  13. Beverly A. says:

    Actually, the term for bad Spanish is “pocho.” I lived in Mexico for over six years and have been closely associated with Spanish-speaking people for nearly forty years. I live near Houston TX where most of the Spanish-speaking people are Mexicans, either born there or born of parents born there. I frequently have opportunity to cringe at the bad pronunciation or the made up words I hear. I immediately review in my mind the correct term. I don’t want to lose the hard work I did and continue to do to speak the language correctly. One term I’m not sure of is the use of the word Internet without an article, ie: Vi en Internet algo. I am sure it is correct but don’t know why.
    Beverly A.

  14. Joshua, I like “awaycation”– at the very least, I could see it catching on at least as a cutesy catch-term among marketing types.

  15. Right you are, Precise Edit. That’s pretty much what we said.

    We’ve since heard from a patent examiner who says “comprise” has a very specific meaning in patent law, which jibes with a conversation I had recently with a patent attorney. But as I mentioned, it’s a very specific application of the word.

  16. >>>> Here in TJ it’s “un cidí” (spelled “un CD”).

    Desertpete and Beverly: Don’t you just love a language that’s spelled the way it sounds?

  17. Beverly A. says:

    Yes, absolutely. Although even in Spanish there are letters that change pronunciation according to the vowel they are paired with ie: the letters C and G. I remember the proper pronunciation by repeating (for C) ka for ca, ko for co, ku for cu, say for ce and see for ci. For G it is: ga, go, goo, hay, hee (same vowel order-aouei. Then there is the seldom used oomlaut that changes the letter U. They call it ” la crema.”
    Gue with crema is guay (guero-blond or pale skinned) and without is gay (guerra-war). Approximate pronunciations here, you have to add the appropriate Spanish accent.
    I could go on ad infinitum but you get the idea.
    Beverly A.

  18. EmmettRedd says:

    >>>> Here in TJ it’s “un cidí” (spelled “un CD”).
    Desertpete and Beverly: Don’t you just love a language that’s spelled the way it sounds?

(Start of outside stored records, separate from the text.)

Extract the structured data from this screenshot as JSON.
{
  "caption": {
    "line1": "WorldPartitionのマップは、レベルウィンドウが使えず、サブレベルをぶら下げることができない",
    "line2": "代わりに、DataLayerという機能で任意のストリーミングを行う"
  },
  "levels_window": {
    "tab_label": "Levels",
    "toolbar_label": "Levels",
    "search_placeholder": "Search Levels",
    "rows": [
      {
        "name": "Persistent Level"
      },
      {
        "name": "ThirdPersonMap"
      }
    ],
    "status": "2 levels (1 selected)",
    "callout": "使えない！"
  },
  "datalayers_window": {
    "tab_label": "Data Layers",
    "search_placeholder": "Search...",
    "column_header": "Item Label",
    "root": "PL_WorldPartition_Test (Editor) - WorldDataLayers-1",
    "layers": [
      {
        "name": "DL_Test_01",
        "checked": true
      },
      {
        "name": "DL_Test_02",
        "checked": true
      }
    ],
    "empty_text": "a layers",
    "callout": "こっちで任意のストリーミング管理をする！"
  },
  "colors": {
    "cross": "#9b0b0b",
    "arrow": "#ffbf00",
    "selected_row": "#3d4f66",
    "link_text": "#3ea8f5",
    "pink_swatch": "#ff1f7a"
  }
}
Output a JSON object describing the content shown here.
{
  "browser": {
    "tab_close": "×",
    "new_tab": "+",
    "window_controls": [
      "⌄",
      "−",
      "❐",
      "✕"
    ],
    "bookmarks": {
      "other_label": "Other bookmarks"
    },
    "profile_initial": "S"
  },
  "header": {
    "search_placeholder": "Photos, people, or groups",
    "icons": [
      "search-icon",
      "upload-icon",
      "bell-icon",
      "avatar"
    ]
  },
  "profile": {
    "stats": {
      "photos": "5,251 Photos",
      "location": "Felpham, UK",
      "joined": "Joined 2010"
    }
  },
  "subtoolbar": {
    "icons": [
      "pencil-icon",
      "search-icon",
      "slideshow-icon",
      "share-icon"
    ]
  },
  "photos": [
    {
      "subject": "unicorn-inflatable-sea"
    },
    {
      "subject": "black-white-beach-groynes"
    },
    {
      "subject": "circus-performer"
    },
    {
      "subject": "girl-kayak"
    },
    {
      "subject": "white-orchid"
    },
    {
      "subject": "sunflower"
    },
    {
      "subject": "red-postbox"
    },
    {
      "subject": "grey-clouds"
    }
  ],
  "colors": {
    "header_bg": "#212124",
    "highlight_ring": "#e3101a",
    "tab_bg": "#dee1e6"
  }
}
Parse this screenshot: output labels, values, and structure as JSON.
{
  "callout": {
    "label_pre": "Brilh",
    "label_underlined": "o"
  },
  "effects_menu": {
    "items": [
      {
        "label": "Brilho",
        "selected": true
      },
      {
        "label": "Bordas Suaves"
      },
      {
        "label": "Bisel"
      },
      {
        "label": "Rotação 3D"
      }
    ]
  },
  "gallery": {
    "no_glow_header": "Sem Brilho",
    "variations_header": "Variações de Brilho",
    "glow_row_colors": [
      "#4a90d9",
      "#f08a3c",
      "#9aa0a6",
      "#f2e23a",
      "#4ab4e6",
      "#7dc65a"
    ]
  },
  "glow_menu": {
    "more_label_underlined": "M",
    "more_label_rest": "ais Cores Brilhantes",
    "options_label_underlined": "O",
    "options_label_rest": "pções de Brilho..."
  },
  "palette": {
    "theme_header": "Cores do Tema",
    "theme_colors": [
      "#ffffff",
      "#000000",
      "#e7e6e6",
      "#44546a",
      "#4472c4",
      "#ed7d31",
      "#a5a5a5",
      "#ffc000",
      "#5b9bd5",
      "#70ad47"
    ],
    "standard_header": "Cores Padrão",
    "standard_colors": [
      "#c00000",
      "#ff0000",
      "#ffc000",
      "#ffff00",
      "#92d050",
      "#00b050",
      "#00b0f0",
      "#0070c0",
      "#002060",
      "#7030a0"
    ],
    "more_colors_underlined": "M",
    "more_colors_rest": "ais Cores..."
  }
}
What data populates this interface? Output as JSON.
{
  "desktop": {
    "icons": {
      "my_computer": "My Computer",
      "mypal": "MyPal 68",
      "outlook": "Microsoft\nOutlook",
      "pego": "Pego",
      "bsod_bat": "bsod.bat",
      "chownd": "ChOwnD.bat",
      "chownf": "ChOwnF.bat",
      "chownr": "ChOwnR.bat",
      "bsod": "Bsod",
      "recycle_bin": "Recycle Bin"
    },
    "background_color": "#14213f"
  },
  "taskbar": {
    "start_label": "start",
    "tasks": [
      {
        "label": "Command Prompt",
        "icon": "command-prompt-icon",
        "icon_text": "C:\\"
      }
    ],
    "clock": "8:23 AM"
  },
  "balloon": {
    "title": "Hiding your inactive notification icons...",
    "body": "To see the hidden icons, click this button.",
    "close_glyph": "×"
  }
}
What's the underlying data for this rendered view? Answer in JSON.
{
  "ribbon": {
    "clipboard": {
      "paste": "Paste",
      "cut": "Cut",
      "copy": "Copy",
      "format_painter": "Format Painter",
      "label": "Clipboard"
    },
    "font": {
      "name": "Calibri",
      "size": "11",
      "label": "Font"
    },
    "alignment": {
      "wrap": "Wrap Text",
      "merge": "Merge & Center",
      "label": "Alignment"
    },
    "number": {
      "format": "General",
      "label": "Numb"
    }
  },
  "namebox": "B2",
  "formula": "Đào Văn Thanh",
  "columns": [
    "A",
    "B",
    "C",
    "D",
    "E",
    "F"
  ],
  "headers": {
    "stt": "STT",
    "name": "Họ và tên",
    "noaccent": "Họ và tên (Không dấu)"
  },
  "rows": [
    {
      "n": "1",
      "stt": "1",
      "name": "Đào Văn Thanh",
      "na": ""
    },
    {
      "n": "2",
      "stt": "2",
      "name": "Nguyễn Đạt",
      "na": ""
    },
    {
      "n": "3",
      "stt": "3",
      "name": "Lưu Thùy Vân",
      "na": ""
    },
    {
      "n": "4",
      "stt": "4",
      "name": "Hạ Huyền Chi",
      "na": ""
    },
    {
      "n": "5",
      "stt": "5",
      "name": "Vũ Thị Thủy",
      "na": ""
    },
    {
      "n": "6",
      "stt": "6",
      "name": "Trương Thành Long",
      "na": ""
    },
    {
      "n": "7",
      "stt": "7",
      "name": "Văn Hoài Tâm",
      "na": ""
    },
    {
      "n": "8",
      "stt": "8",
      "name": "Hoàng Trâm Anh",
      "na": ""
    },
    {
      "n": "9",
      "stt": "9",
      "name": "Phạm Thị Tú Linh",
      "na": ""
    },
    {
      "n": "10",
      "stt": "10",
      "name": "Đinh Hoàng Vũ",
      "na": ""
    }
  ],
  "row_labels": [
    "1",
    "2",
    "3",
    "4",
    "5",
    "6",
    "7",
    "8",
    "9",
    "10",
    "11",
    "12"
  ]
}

    There is at least one segment that deals with tanks (containers, not armor) of US English that spells the word as it sounds. There is an old tar tank less than a mile from my house with “MT” written on it.